## Exercise aim
Retyping the records exactly is the whole task.

(Web page and app entries)
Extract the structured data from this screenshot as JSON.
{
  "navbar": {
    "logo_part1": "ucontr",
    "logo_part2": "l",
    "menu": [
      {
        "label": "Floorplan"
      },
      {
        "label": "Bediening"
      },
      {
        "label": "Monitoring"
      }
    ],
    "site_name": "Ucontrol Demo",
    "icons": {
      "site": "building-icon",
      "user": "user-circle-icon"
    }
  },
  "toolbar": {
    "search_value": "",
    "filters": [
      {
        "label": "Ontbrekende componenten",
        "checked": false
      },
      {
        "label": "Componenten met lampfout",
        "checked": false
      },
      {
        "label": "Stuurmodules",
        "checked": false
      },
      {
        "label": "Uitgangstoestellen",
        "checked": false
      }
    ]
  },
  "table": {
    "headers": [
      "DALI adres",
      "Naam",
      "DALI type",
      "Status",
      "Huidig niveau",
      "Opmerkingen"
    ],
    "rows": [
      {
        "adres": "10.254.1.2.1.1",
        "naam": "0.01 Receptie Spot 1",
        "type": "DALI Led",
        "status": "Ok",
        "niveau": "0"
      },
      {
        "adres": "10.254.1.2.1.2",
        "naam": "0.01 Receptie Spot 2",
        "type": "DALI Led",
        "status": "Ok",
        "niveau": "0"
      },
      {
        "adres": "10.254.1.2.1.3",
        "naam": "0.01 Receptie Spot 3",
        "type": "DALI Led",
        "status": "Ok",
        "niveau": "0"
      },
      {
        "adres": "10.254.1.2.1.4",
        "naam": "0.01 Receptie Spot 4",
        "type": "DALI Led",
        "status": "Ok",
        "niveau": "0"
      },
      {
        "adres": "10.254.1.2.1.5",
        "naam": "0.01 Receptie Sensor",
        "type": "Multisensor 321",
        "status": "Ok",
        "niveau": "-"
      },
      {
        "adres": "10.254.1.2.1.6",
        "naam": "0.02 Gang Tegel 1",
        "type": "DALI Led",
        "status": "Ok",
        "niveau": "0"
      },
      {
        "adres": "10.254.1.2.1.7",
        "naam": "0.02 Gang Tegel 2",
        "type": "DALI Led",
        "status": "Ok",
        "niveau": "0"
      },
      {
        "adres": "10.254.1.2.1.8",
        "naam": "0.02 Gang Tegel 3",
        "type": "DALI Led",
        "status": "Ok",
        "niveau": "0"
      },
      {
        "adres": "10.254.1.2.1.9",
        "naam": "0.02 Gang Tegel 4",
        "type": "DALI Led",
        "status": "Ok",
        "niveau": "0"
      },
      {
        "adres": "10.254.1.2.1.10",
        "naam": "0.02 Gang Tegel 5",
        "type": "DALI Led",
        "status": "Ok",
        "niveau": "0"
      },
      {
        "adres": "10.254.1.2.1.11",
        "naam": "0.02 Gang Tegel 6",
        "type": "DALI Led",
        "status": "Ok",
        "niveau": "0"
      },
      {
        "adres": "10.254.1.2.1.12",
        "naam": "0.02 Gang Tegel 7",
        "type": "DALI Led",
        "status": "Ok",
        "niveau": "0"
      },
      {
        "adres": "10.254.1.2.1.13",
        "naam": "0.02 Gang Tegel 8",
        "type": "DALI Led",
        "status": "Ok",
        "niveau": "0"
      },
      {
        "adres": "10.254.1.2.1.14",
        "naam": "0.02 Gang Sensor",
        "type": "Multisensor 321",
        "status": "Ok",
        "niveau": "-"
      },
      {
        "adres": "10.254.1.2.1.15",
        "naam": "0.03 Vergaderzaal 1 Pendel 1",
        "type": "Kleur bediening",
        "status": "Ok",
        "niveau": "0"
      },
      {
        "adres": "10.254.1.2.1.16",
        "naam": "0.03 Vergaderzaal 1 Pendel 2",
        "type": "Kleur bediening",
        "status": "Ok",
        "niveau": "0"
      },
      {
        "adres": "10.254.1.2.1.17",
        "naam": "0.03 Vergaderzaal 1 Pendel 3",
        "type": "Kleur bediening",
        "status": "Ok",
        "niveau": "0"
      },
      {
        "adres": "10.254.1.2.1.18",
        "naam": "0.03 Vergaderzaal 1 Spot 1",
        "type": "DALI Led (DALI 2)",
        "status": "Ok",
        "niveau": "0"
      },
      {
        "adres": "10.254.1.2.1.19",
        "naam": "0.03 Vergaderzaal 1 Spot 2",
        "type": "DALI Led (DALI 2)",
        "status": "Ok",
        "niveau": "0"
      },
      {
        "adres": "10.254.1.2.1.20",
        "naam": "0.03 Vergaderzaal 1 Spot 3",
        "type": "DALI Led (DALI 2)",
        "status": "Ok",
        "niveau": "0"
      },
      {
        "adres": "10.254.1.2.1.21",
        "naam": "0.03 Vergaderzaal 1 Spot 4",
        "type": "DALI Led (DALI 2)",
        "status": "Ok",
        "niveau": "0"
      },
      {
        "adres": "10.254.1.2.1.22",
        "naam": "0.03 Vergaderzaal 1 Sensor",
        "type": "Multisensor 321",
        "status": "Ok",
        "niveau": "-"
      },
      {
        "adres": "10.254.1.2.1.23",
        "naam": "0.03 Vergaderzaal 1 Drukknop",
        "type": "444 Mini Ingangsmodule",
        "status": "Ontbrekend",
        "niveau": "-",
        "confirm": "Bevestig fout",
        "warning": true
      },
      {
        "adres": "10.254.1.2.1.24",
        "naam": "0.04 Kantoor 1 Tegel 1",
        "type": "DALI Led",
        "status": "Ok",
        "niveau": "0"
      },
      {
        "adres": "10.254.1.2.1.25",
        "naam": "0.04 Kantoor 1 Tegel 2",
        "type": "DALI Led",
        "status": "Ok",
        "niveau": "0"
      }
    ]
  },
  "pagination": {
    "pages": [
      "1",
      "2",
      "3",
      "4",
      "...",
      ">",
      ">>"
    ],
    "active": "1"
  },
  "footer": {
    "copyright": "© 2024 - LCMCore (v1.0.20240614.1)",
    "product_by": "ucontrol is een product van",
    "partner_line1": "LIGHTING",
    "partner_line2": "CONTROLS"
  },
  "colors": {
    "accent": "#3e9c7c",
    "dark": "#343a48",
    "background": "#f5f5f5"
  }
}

## Answer below
Extract the structured data from this screenshot as JSON.
{
  "navbar": {
    "logo_part1": "ucontr",
    "logo_part2": "l",
    "menu": [
      {
        "label": "Floorplan"
      },
      {
        "label": "Bediening"
      },
      {
        "label": "Monitoring"
      }
    ],
    "site_name": "Ucontrol Demo",
    "icons": {
      "site": "building-icon",
      "user": "user-circle-icon"
    }
  },
  "toolbar": {
    "search_value": "",
    "filters": [
      {
        "label": "Ontbrekende componenten",
        "checked": false
      },
      {
        "label": "Componenten met lampfout",
        "checked": false
      },
      {
        "label": "Stuurmodules",
        "checked": false
      },
      {
        "label": "Uitgangstoestellen",
        "checked": false
      }
    ]
  },
  "table": {
    "headers": [
      "DALI adres",
      "Naam",
      "DALI type",
      "Status",
      "Huidig niveau",
      "Opmerkingen"
    ],
    "rows": [
      {
        "adres": "10.254.1.2.1.1",
        "naam": "0.01 Receptie Spot 1",
        "type": "DALI Led",
        "status": "Ok",
        "niveau": "0"
      },
      {
        "adres": "10.254.1.2.1.2",
        "naam": "0.01 Receptie Spot 2",
        "type": "DALI Led",
        "status": "Ok",
        "niveau": "0"
      },
      {
        "adres": "10.254.1.2.1.3",
        "naam": "0.01 Receptie Spot 3",
        "type": "DALI Led",
        "status": "Ok",
        "niveau": "0"
      },
      {
        "adres": "10.254.1.2.1.4",
        "naam": "0.01 Receptie Spot 4",
        "type": "DALI Led",
        "status": "Ok",
        "niveau": "0"
      },
      {
        "adres": "10.254.1.2.1.5",
        "naam": "0.01 Receptie Sensor",
        "type": "Multisensor 321",
        "status": "Ok",
        "niveau": "-"
      },
      {
        "adres": "10.254.1.2.1.6",
        "naam": "0.02 Gang Tegel 1",
        "type": "DALI Led",
        "status": "Ok",
        "niveau": "0"
      },
      {
        "adres": "10.254.1.2.1.7",
        "naam": "0.02 Gang Tegel 2",
        "type": "DALI Led",
        "status": "Ok",
        "niveau": "0"
      },
      {
        "adres": "10.254.1.2.1.8",
        "naam": "0.02 Gang Tegel 3",
        "type": "DALI Led",
        "status": "Ok",
        "niveau": "0"
      },
      {
        "adres": "10.254.1.2.1.9",
        "naam": "0.02 Gang Tegel 4",
        "type": "DALI Led",
        "status": "Ok",
        "niveau": "0"
      },
      {
        "adres": "10.254.1.2.1.10",
        "naam": "0.02 Gang Tegel 5",
        "type": "DALI Led",
        "status": "Ok",
        "niveau": "0"
      },
      {
        "adres": "10.254.1.2.1.11",
        "naam": "0.02 Gang Tegel 6",
        "type": "DALI Led",
        "status": "Ok",
        "niveau": "0"
      },
      {
        "adres": "10.254.1.2.1.12",
        "naam": "0.02 Gang Tegel 7",
        "type": "DALI Led",
        "status": "Ok",
        "niveau": "0"
      },
      {
        "adres": "10.254.1.2.1.13",
        "naam": "0.02 Gang Tegel 8",
        "type": "DALI Led",
        "status": "Ok",
        "niveau": "0"
      },
      {
        "adres": "10.254.1.2.1.14",
        "naam": "0.02 Gang Sensor",
        "type": "Multisensor 321",
        "status": "Ok",
        "niveau": "-"
      },
      {
        "adres": "10.254.1.2.1.15",
        "naam": "0.03 Vergaderzaal 1 Pendel 1",
        "type": "Kleur bediening",
        "status": "Ok",
        "niveau": "0"
      },
      {
        "adres": "10.254.1.2.1.16",
        "naam": "0.03 Vergaderzaal 1 Pendel 2",
        "type": "Kleur bediening",
        "status": "Ok",
        "niveau": "0"
      },
      {
        "adres": "10.254.1.2.1.17",
        "naam": "0.03 Vergaderzaal 1 Pendel 3",
        "type": "Kleur bediening",
        "status": "Ok",
        "niveau": "0"
      },
      {
        "adres": "10.254.1.2.1.18",
        "naam": "0.03 Vergaderzaal 1 Spot 1",
        "type": "DALI Led (DALI 2)",
        "status": "Ok",
        "niveau": "0"
      },
      {
        "adres": "10.254.1.2.1.19",
        "naam": "0.03 Vergaderzaal 1 Spot 2",
        "type": "DALI Led (DALI 2)",
        "status": "Ok",
        "niveau": "0"
      },
      {
        "adres": "10.254.1.2.1.20",
        "naam": "0.03 Vergaderzaal 1 Spot 3",
        "type": "DALI Led (DALI 2)",
        "status": "Ok",
        "niveau": "0"
      },
      {
        "adres": "10.254.1.2.1.21",
        "naam": "0.03 Vergaderzaal 1 Spot 4",
        "type": "DALI Led (DALI 2)",
        "status": "Ok",
        "niveau": "0"
      },
      {
        "adres": "10.254.1.2.1.22",
        "naam": "0.03 Vergaderzaal 1 Sensor",
        "type": "Multisensor 321",
        "status": "Ok",
        "niveau": "-"
      },
      {
        "adres": "10.254.1.2.1.23",
        "naam": "0.03 Vergaderzaal 1 Drukknop",
        "type": "444 Mini Ingangsmodule",
        "status": "Ontbrekend",
        "niveau": "-",
        "confirm": "Bevestig fout",
        "warning": true
      },
      {
        "adres": "10.254.1.2.1.24",
        "naam": "0.04 Kantoor 1 Tegel 1",
        "type": "DALI Led",
        "status": "Ok",
        "niveau": "0"
      },
      {
        "adres": "10.254.1.2.1.25",
        "naam": "0.04 Kantoor 1 Tegel 2",
        "type": "DALI Led",
        "status": "Ok",
        "niveau": "0"
      }
    ]
  },
  "pagination": {
    "pages": [
      "1",
      "2",
      "3",
      "4",
      "...",
      ">",
      ">>"
    ],
    "active": "1"
  },
  "footer": {
    "copyright": "© 2024 - LCMCore (v1.0.20240614.1)",
    "product_by": "ucontrol is een product van",
    "partner_line1": "LIGHTING",
    "partner_line2": "CONTROLS"
  },
  "colors": {
    "accent": "#3e9c7c",
    "dark": "#343a48",
    "background": "#f5f5f5"
  }
}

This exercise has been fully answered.